Rethinking echolalia: repetition as interactional resource in the communication of a child with autism

J Child Lang. 2014 Mar;41(2):275-304. doi: 10.1017/S0305000912000682. Epub 2013 Mar 7.


Echolalia is a pervasive phenomenon in verbal children with autism, traditionally conceived of as an automatic behavior with no communicative function. However, recently it has been shown that echoes may serve interactional goals. This article, which presents a case study of a six-year-old child with autism, examines how social interaction organizes autism echolalia and how repetitive speech responds to discernible interactional trajectories. Using linguistic, discourse, and acoustic analyses, we demonstrate that the child is able to mobilize echolalia to mark different stances, through the segmental and suprasegmental modulation of echoes. We offer an interpretive framework that deepens our understanding of the complex interactions that children with autism can engage in by using echoes, and discuss the implications of this perspective for current views of atypical language development in autism.
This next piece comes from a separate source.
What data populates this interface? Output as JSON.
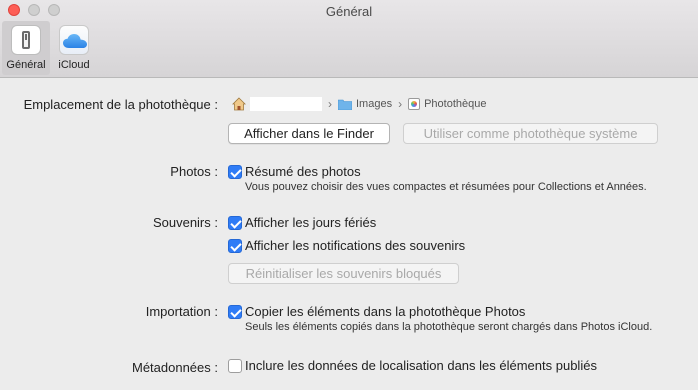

Publication types

  • Case Reports
  • Research Support, Non-U.S. Gov't

MeSH terms

  • Autistic Disorder*
  • Child
  • Communication*
  • Echolalia*
  • Humans
  • Interpersonal Relations*
  • Male
  • Speech Acoustics